* _Task requirements_: A bare count is the expected answer, namely the number of lines in the records that have the word "title".

* _Information provided_:
+-------+

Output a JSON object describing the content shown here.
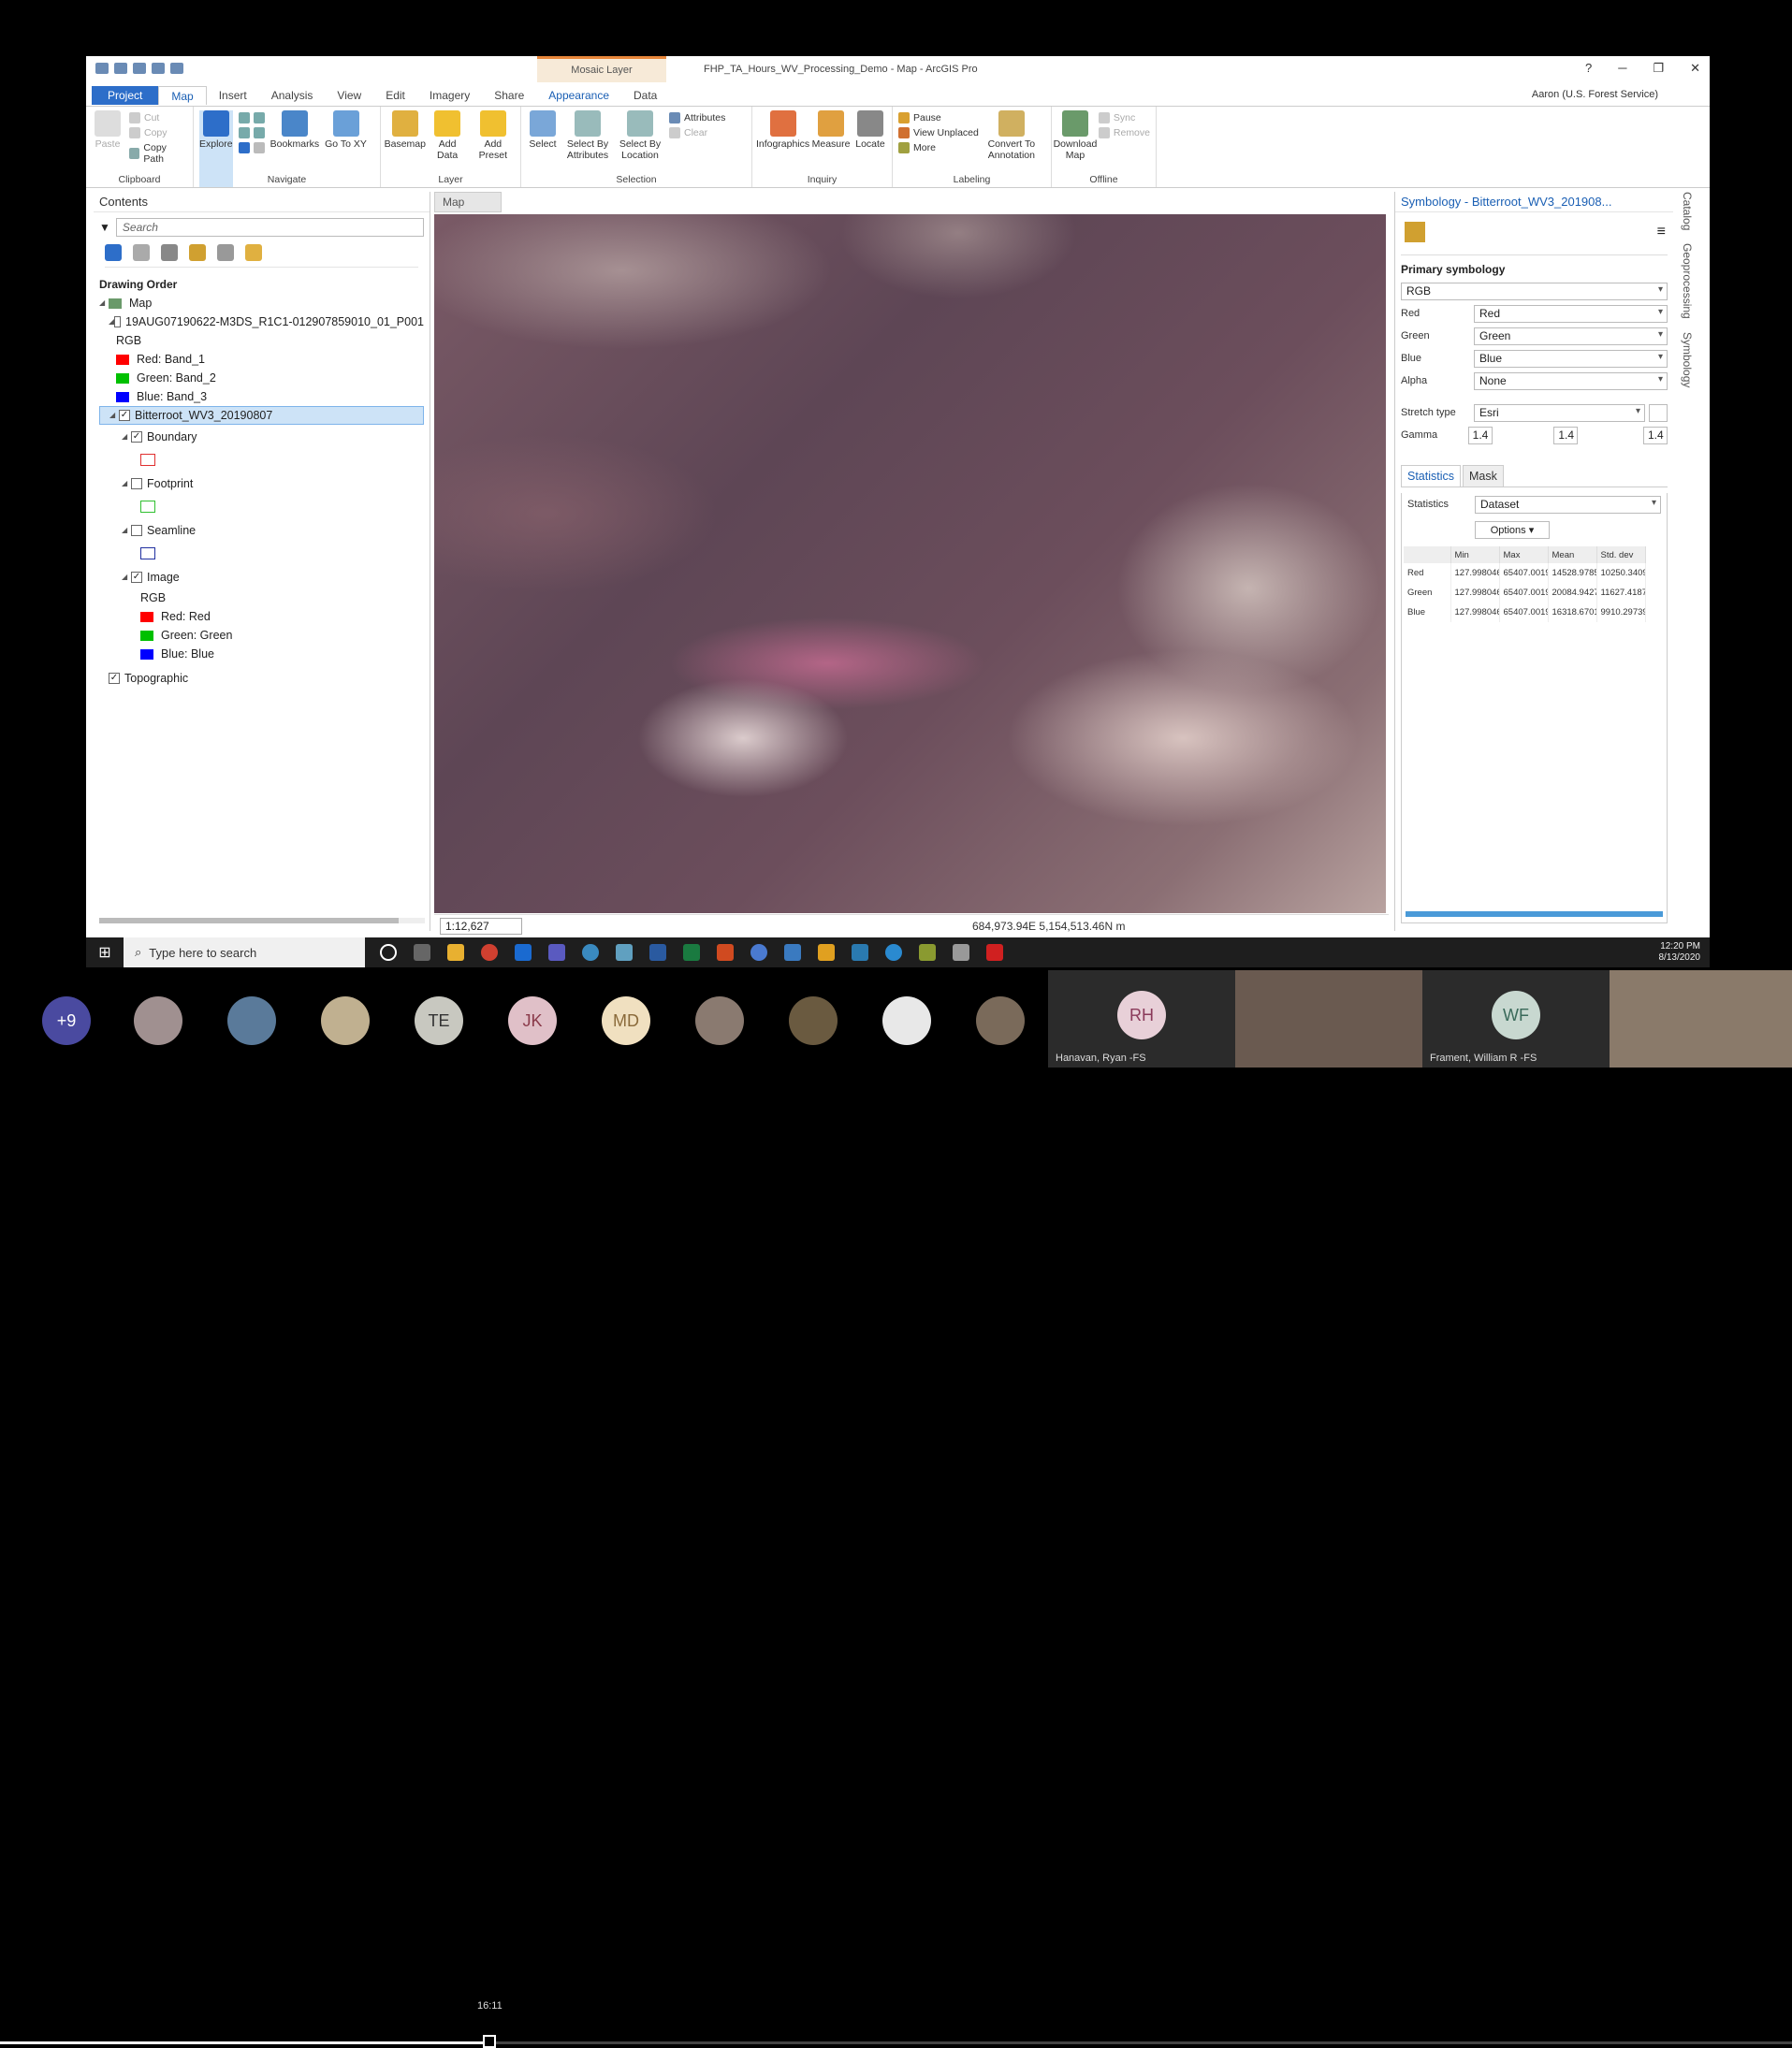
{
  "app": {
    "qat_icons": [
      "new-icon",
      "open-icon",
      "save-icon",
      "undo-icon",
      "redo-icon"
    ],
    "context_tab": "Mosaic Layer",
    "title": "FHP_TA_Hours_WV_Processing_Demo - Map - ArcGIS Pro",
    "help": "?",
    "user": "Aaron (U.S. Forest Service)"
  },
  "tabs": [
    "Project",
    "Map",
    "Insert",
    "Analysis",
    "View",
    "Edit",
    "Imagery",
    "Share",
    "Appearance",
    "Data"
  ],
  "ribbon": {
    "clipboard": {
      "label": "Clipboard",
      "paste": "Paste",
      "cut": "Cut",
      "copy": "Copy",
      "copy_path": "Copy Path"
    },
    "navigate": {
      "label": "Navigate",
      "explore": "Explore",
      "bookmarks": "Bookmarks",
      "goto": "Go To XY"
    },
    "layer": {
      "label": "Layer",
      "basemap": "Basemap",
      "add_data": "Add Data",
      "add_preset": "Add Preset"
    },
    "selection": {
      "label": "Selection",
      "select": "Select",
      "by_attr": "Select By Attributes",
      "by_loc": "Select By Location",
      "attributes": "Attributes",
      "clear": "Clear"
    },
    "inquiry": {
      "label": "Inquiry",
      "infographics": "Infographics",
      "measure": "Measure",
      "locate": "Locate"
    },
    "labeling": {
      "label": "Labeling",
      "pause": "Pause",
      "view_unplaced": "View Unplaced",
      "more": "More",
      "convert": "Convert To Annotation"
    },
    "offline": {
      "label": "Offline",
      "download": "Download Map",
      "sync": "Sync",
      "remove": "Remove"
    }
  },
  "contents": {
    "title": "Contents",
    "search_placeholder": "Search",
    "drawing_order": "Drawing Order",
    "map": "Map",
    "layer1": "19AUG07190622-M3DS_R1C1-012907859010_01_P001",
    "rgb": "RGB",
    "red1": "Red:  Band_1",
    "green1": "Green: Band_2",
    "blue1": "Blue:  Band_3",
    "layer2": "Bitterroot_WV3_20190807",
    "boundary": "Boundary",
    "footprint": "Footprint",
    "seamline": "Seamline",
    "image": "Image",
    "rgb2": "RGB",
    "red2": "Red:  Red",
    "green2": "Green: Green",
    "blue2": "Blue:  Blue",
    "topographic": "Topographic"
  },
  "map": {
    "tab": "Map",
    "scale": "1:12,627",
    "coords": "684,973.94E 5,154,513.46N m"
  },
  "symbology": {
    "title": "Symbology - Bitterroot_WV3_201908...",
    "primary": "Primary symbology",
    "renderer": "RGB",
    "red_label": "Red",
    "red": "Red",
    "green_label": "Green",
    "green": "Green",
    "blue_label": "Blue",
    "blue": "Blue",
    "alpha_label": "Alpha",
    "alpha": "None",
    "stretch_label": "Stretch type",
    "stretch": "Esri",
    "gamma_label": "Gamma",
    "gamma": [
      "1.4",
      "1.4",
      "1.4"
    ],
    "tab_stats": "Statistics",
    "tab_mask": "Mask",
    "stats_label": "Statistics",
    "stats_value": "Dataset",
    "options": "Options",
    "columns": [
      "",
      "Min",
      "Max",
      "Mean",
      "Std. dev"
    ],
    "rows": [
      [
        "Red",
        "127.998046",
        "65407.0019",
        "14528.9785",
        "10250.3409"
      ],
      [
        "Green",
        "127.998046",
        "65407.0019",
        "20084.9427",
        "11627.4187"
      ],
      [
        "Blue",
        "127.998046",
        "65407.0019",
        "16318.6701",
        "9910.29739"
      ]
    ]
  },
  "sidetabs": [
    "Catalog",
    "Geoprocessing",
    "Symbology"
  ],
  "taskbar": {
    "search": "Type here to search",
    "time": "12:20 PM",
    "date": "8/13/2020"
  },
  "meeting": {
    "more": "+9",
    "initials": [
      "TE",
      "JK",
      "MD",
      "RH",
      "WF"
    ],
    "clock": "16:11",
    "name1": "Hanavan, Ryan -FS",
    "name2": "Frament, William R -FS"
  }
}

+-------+

* _Solution to the exercise_: 3